EXERCISE BRIEF: Retype the data exactly. Spelling and punctuation stay as they are.

── LISTED RECORDS

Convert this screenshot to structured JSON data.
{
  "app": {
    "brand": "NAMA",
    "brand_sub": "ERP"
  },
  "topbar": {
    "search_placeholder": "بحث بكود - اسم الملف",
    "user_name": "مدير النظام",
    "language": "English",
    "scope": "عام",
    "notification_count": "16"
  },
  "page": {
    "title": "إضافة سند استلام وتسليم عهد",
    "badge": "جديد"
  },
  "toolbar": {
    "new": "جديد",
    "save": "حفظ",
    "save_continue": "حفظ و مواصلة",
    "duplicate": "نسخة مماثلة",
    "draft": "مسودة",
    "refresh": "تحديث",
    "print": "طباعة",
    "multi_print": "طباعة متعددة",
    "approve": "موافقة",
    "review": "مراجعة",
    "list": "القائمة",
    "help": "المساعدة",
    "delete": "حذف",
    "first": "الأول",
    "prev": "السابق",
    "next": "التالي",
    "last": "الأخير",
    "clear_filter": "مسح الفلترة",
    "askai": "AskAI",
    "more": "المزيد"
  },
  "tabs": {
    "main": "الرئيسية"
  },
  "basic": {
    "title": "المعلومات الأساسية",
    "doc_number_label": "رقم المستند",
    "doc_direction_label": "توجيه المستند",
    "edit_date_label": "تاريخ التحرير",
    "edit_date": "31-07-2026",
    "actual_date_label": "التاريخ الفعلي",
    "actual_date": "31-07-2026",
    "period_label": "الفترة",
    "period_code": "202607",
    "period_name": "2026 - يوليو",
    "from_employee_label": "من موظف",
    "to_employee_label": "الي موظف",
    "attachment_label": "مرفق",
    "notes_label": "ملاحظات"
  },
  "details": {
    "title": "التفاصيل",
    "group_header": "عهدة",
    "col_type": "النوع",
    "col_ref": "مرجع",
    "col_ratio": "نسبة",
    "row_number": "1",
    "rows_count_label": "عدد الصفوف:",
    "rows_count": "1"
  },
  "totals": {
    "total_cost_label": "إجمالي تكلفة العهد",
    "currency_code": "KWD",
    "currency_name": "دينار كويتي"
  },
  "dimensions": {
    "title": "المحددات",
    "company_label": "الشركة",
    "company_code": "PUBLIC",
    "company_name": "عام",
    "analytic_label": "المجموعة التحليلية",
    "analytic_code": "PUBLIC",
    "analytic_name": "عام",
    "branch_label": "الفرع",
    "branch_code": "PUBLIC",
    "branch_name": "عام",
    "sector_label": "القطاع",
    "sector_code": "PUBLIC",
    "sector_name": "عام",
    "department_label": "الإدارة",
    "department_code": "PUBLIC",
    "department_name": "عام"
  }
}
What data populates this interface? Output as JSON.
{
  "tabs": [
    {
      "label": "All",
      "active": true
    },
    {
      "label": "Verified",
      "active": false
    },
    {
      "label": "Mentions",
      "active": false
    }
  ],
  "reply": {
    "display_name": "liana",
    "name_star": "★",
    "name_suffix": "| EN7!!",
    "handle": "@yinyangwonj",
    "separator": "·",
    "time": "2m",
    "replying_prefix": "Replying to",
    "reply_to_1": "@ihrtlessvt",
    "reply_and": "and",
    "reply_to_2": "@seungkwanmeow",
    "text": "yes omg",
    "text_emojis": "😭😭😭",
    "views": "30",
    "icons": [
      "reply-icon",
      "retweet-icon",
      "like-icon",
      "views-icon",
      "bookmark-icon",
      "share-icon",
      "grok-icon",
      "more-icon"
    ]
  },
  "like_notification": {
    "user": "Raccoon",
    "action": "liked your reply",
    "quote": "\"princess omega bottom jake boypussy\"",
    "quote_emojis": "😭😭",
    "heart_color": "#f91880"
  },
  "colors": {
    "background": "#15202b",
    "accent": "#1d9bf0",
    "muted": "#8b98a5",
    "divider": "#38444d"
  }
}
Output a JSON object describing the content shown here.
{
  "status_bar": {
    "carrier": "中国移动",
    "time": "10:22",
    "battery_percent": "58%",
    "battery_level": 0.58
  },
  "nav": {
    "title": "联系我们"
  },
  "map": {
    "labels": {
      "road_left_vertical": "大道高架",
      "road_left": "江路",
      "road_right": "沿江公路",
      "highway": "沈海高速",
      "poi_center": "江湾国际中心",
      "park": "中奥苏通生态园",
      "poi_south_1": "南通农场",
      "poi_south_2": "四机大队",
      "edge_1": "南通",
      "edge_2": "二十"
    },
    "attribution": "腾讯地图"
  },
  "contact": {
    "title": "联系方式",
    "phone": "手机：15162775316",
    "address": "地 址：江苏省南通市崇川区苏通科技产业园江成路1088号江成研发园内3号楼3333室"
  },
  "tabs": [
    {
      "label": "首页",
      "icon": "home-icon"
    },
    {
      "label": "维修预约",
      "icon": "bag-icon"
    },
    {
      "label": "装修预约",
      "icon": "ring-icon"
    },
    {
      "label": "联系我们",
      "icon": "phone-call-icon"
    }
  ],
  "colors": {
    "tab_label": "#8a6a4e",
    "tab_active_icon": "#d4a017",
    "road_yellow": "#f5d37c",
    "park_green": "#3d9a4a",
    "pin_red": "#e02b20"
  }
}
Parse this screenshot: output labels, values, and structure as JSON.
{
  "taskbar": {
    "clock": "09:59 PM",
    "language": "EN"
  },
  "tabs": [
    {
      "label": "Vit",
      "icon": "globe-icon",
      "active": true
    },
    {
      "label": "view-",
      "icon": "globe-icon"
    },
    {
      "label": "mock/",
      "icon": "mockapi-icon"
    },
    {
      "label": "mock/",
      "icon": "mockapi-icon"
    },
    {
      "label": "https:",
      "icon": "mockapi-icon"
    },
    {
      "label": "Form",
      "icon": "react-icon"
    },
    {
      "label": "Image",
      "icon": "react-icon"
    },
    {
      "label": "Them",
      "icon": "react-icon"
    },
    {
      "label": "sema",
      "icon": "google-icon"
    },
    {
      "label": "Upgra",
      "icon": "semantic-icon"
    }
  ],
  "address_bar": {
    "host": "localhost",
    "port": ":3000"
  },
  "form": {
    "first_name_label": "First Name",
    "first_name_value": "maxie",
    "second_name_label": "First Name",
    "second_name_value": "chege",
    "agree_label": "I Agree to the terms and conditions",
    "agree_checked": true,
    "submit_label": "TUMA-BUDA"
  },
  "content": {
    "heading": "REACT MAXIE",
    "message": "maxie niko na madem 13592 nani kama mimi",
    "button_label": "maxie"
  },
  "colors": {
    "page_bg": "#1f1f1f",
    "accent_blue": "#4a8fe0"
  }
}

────

SOLUTION FOR THIS PROBLEM:
Convert this screenshot to structured JSON data.
{
  "app": {
    "brand": "NAMA",
    "brand_sub": "ERP"
  },
  "topbar": {
    "search_placeholder": "بحث بكود - اسم الملف",
    "user_name": "مدير النظام",
    "language": "English",
    "scope": "عام",
    "notification_count": "16"
  },
  "page": {
    "title": "إضافة سند استلام وتسليم عهد",
    "badge": "جديد"
  },
  "toolbar": {
    "new": "جديد",
    "save": "حفظ",
    "save_continue": "حفظ و مواصلة",
    "duplicate": "نسخة مماثلة",
    "draft": "مسودة",
    "refresh": "تحديث",
    "print": "طباعة",
    "multi_print": "طباعة متعددة",
    "approve": "موافقة",
    "review": "مراجعة",
    "list": "القائمة",
    "help": "المساعدة",
    "delete": "حذف",
    "first": "الأول",
    "prev": "السابق",
    "next": "التالي",
    "last": "الأخير",
    "clear_filter": "مسح الفلترة",
    "askai": "AskAI",
    "more": "المزيد"
  },
  "tabs": {
    "main": "الرئيسية"
  },
  "basic": {
    "title": "المعلومات الأساسية",
    "doc_number_label": "رقم المستند",
    "doc_direction_label": "توجيه المستند",
    "edit_date_label": "تاريخ التحرير",
    "edit_date": "31-07-2026",
    "actual_date_label": "التاريخ الفعلي",
    "actual_date": "31-07-2026",
    "period_label": "الفترة",
    "period_code": "202607",
    "period_name": "2026 - يوليو",
    "from_employee_label": "من موظف",
    "to_employee_label": "الي موظف",
    "attachment_label": "مرفق",
    "notes_label": "ملاحظات"
  },
  "details": {
    "title": "التفاصيل",
    "group_header": "عهدة",
    "col_type": "النوع",
    "col_ref": "مرجع",
    "col_ratio": "نسبة",
    "row_number": "1",
    "rows_count_label": "عدد الصفوف:",
    "rows_count": "1"
  },
  "totals": {
    "total_cost_label": "إجمالي تكلفة العهد",
    "currency_code": "KWD",
    "currency_name": "دينار كويتي"
  },
  "dimensions": {
    "title": "المحددات",
    "company_label": "الشركة",
    "company_code": "PUBLIC",
    "company_name": "عام",
    "analytic_label": "المجموعة التحليلية",
    "analytic_code": "PUBLIC",
    "analytic_name": "عام",
    "branch_label": "الفرع",
    "branch_code": "PUBLIC",
    "branch_name": "عام",
    "sector_label": "القطاع",
    "sector_code": "PUBLIC",
    "sector_name": "عام",
    "department_label": "الإدارة",
    "department_code": "PUBLIC",
    "department_name": "عام"
  }
}
What data populates this interface? Output as JSON.
{
  "tabs": [
    {
      "label": "All",
      "active": true
    },
    {
      "label": "Verified",
      "active": false
    },
    {
      "label": "Mentions",
      "active": false
    }
  ],
  "reply": {
    "display_name": "liana",
    "name_star": "★",
    "name_suffix": "| EN7!!",
    "handle": "@yinyangwonj",
    "separator": "·",
    "time": "2m",
    "replying_prefix": "Replying to",
    "reply_to_1": "@ihrtlessvt",
    "reply_and": "and",
    "reply_to_2": "@seungkwanmeow",
    "text": "yes omg",
    "text_emojis": "😭😭😭",
    "views": "30",
    "icons": [
      "reply-icon",
      "retweet-icon",
      "like-icon",
      "views-icon",
      "bookmark-icon",
      "share-icon",
      "grok-icon",
      "more-icon"
    ]
  },
  "like_notification": {
    "user": "Raccoon",
    "action": "liked your reply",
    "quote": "\"princess omega bottom jake boypussy\"",
    "quote_emojis": "😭😭",
    "heart_color": "#f91880"
  },
  "colors": {
    "background": "#15202b",
    "accent": "#1d9bf0",
    "muted": "#8b98a5",
    "divider": "#38444d"
  }
}
Output a JSON object describing the content shown here.
{
  "status_bar": {
    "carrier": "中国移动",
    "time": "10:22",
    "battery_percent": "58%",
    "battery_level": 0.58
  },
  "nav": {
    "title": "联系我们"
  },
  "map": {
    "labels": {
      "road_left_vertical": "大道高架",
      "road_left": "江路",
      "road_right": "沿江公路",
      "highway": "沈海高速",
      "poi_center": "江湾国际中心",
      "park": "中奥苏通生态园",
      "poi_south_1": "南通农场",
      "poi_south_2": "四机大队",
      "edge_1": "南通",
      "edge_2": "二十"
    },
    "attribution": "腾讯地图"
  },
  "contact": {
    "title": "联系方式",
    "phone": "手机：15162775316",
    "address": "地 址：江苏省南通市崇川区苏通科技产业园江成路1088号江成研发园内3号楼3333室"
  },
  "tabs": [
    {
      "label": "首页",
      "icon": "home-icon"
    },
    {
      "label": "维修预约",
      "icon": "bag-icon"
    },
    {
      "label": "装修预约",
      "icon": "ring-icon"
    },
    {
      "label": "联系我们",
      "icon": "phone-call-icon"
    }
  ],
  "colors": {
    "tab_label": "#8a6a4e",
    "tab_active_icon": "#d4a017",
    "road_yellow": "#f5d37c",
    "park_green": "#3d9a4a",
    "pin_red": "#e02b20"
  }
}
Parse this screenshot: output labels, values, and structure as JSON.
{
  "taskbar": {
    "clock": "09:59 PM",
    "language": "EN"
  },
  "tabs": [
    {
      "label": "Vit",
      "icon": "globe-icon",
      "active": true
    },
    {
      "label": "view-",
      "icon": "globe-icon"
    },
    {
      "label": "mock/",
      "icon": "mockapi-icon"
    },
    {
      "label": "mock/",
      "icon": "mockapi-icon"
    },
    {
      "label": "https:",
      "icon": "mockapi-icon"
    },
    {
      "label": "Form",
      "icon": "react-icon"
    },
    {
      "label": "Image",
      "icon": "react-icon"
    },
    {
      "label": "Them",
      "icon": "react-icon"
    },
    {
      "label": "sema",
      "icon": "google-icon"
    },
    {
      "label": "Upgra",
      "icon": "semantic-icon"
    }
  ],
  "address_bar": {
    "host": "localhost",
    "port": ":3000"
  },
  "form": {
    "first_name_label": "First Name",
    "first_name_value": "maxie",
    "second_name_label": "First Name",
    "second_name_value": "chege",
    "agree_label": "I Agree to the terms and conditions",
    "agree_checked": true,
    "submit_label": "TUMA-BUDA"
  },
  "content": {
    "heading": "REACT MAXIE",
    "message": "maxie niko na madem 13592 nani kama mimi",
    "button_label": "maxie"
  },
  "colors": {
    "page_bg": "#1f1f1f",
    "accent_blue": "#4a8fe0"
  }
}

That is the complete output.